A suit brought in a city’s name by a private attorney is not an enforcement action brought in the name of the People of the State of California by the Attorney General, or a district attorney or a city attorney acting as a public prosecutor and so is not exempt from the Anti-SLAPP statute. CCP 425.16(d) exempts from the scope of the Anti-SLAPP statute (CCP 425.16) an enforcement action brought in the name of the People of the State of California by the Attorney General, or a district attorney or a city attorney acting as a public prosecutor. The exemption is to be read narrowly in accord with its precise language. Hence, this suit by the City of Montebello in its own name and prosecuted by private attorneys did not fit within the exemption even if it could be deemed an enforcement action. City of Los Angeles v. Animal Defense League (2006) 135 Cal.App.4th 606 and City of Long Beach v. Citizens for Neighborhood Empowerment (2003) 111 Cal.App.4th 302, both of which read the exemption broadly, are disapproved. City of Colton v. Singletary (2012) 206 Cal.App.4th 751, which took a narrow view, is approved instead. Though the US Supreme Court has held that elected officials’ votes are not protected by the First Amendment, this decision holds that such votes, taken after a public meeting, on an issue pending before the elected body are protected activity under the Anti-SLAPP statute which protects activities “in furtherance of” First Amendment protected conduct as well. However, the votes are protected activity only with respect to a suit against the elected officials who cast them, not in a suit against the public body seeking to invalidate its action based on those votes.

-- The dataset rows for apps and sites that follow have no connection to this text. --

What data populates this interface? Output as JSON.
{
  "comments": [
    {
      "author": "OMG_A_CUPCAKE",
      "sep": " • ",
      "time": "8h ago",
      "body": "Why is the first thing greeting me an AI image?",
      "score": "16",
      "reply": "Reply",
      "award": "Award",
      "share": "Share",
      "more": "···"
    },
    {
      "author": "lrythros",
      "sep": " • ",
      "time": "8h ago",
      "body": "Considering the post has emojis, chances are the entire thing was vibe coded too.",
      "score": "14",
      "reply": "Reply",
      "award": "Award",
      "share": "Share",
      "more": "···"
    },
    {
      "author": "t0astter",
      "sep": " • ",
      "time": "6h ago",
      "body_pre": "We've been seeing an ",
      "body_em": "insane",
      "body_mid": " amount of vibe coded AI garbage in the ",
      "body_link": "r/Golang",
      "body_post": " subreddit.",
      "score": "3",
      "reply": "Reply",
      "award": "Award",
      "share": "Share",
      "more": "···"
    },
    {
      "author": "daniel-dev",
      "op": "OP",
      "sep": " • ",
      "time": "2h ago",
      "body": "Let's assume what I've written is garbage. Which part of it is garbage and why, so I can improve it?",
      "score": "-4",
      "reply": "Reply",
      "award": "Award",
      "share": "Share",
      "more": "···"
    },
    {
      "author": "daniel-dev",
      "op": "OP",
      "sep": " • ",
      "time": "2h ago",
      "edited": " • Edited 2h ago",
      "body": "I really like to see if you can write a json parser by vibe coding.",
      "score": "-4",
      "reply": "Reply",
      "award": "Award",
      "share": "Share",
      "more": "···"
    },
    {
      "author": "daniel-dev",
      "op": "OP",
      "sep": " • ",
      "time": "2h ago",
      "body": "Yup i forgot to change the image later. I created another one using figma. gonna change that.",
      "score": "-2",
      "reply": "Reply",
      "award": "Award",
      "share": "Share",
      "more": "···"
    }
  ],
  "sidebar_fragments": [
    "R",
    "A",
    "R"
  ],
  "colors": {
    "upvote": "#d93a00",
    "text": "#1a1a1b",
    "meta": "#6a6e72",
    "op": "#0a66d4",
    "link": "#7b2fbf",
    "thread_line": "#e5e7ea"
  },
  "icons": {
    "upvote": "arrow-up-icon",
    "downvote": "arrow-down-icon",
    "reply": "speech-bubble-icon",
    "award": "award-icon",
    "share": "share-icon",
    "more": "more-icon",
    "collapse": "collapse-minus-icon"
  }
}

California Supreme Court (Corrigan, J.; Liu & Kruger, JJ., concurring & dissenting); August 8, 2016; 2016 WL 4169258